Brief:
The response should hold each line from the entries below where "this" is found.

Exercise inputs section start

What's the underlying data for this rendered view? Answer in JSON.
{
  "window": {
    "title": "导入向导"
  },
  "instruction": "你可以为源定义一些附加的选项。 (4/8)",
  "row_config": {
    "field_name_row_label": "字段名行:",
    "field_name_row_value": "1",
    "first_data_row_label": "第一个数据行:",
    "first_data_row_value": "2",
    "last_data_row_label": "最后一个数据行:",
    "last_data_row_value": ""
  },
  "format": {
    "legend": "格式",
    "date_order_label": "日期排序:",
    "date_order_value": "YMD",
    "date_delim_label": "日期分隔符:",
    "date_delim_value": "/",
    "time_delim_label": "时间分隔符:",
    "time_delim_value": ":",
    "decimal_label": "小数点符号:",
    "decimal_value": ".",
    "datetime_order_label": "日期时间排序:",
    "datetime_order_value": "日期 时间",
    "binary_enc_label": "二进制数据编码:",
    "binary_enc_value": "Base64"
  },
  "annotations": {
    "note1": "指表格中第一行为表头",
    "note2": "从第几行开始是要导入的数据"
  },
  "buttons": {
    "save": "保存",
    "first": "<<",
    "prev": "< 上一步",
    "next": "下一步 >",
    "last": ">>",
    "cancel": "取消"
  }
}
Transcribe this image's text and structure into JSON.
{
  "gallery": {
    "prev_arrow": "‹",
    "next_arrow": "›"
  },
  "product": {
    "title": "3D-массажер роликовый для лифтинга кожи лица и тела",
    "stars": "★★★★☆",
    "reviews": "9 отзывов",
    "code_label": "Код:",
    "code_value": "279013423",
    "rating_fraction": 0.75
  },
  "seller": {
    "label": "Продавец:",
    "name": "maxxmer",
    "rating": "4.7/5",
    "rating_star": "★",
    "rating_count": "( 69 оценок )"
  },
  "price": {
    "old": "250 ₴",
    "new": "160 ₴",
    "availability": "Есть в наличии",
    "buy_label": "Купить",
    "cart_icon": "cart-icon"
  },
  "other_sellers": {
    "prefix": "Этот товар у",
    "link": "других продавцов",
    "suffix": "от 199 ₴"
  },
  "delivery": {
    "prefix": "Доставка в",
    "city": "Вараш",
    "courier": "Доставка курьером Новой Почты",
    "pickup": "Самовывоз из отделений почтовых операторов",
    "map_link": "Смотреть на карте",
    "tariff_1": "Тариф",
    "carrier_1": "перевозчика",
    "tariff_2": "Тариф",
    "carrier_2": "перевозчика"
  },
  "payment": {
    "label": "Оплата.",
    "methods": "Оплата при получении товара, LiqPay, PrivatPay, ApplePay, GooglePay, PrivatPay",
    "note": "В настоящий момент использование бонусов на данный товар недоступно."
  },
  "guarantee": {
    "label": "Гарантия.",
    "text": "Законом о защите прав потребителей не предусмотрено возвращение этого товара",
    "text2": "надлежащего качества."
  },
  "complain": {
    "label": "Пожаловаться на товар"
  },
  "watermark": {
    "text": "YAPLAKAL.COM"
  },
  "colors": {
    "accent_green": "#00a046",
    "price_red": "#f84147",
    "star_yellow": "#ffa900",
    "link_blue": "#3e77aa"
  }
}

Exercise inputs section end

Answer to the exercise:
What's the underlying data for this rendered view? Answer in JSON.
Transcribe this image's text and structure into JSON.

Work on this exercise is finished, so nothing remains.